BOSTON – A Lawrence woman pleaded guilty today in connection with her involvement in a scheme to fraudulently obtain COVID-19-related unemployment assistance.
Raquel Pena, 40, pleaded guilty to wire fraud, conspiracy to commit wire fraud and aggravated identity theft. U.S. District Court Judge William G. Young scheduled sentencing for Nov. 4, 2021. Pena was charged by criminal complaint on April 1, 2021.
The Coronavirus Aid, Relief, and Economic Security Act (CARES Act) created a temporary federal unemployment insurance program called Pandemic Unemployment Assistance (PUA). PUA, administered by the Massachusetts Department of Unemployment Assistance, provides unemployment insurance benefits for individuals who are not eligible for other types of unemployment benefits (e.g., the self-employed, independent contractors or gig economy workers). Pena and others conspired to file fraudulent claims for PUA using others’ personally identifiable information. Pena recruited acquaintances to receive the proceeds of the fraudulent claims into their bank accounts, withdraw all or a portion of those funds and give the cash to Pena. The investigation connected Pena and her co-conspirators to more than $360,000 in unemployment claims between May 2020 and March 2021.
The charges of conspiracy to commit wire fraud and wire fraud each provide for a sentence of up to 20 years in prison, up to three years of supervised release and a fine of $250,000. The charge of aggravated identity theft provides for a mandatory sentence of two years in prison to be served consecutively to any other sentenced imposed, one year of supervised release and a fine of $250,000. Sentences are imposed by a federal district court judge based upon the U.S. Sentencing Guidelines and other statutory factors.
Acting United States Attorney Nathaniel R. Mendell; Joseph R. Bonavolanta, Special Agent in Charge of the Federal Bureau of Investigation, Boston Division; and Michael Mikulka, Special Agent in Charge of Department of Labor, Office of Inspector General, Office of Investigations made the announcement today. The Massachusetts Department of Unemployment Assistance provided assistance in the investigation. Assistant U.S. Attorney Christopher J. Markham of Mendell’s Securities, Financial & Cyber Fraud Unit is prosecuting the case.

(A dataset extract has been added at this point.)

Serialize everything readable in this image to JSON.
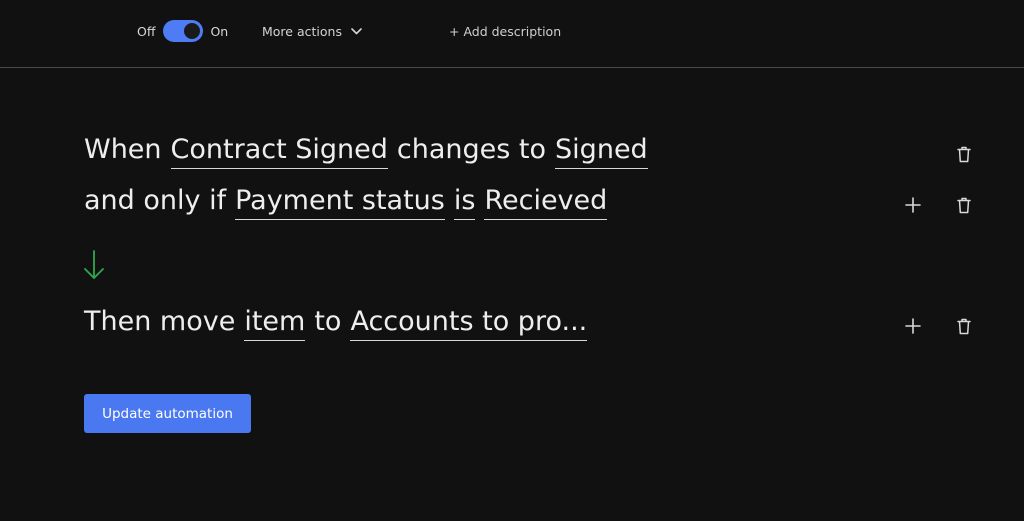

On May 17, 2021, the Attorney General established the COVID-19 Fraud Enforcement Task Force to marshal the resources of the Department of Justice in partnership with agencies across government to enhance efforts to combat and prevent pandemic-related fraud. The Task Force bolsters efforts to investigate and prosecute the most culpable domestic and international criminal actors and assists agencies tasked with administering relief programs to prevent fraud by, among other methods, augmenting and incorporating existing coordination mechanisms, identifying resources and techniques to uncover fraudulent actors and their schemes, and sharing and harnessing information and insights gained from prior enforcement efforts. For more information on the Department’s response to the pandemic, please visit https://www.justice.gov/coronavirus.
Anyone with information about allegations of attempted fraud involving COVID-19 can report it by calling the Department of Justice’s National Center for Disaster Fraud (NCDF) Hotline at 866-720-5721 or via the NCDF Web Complaint Form at: https://www.justice.gov/disaster-fraud/ncdf-disaster-complaint-form.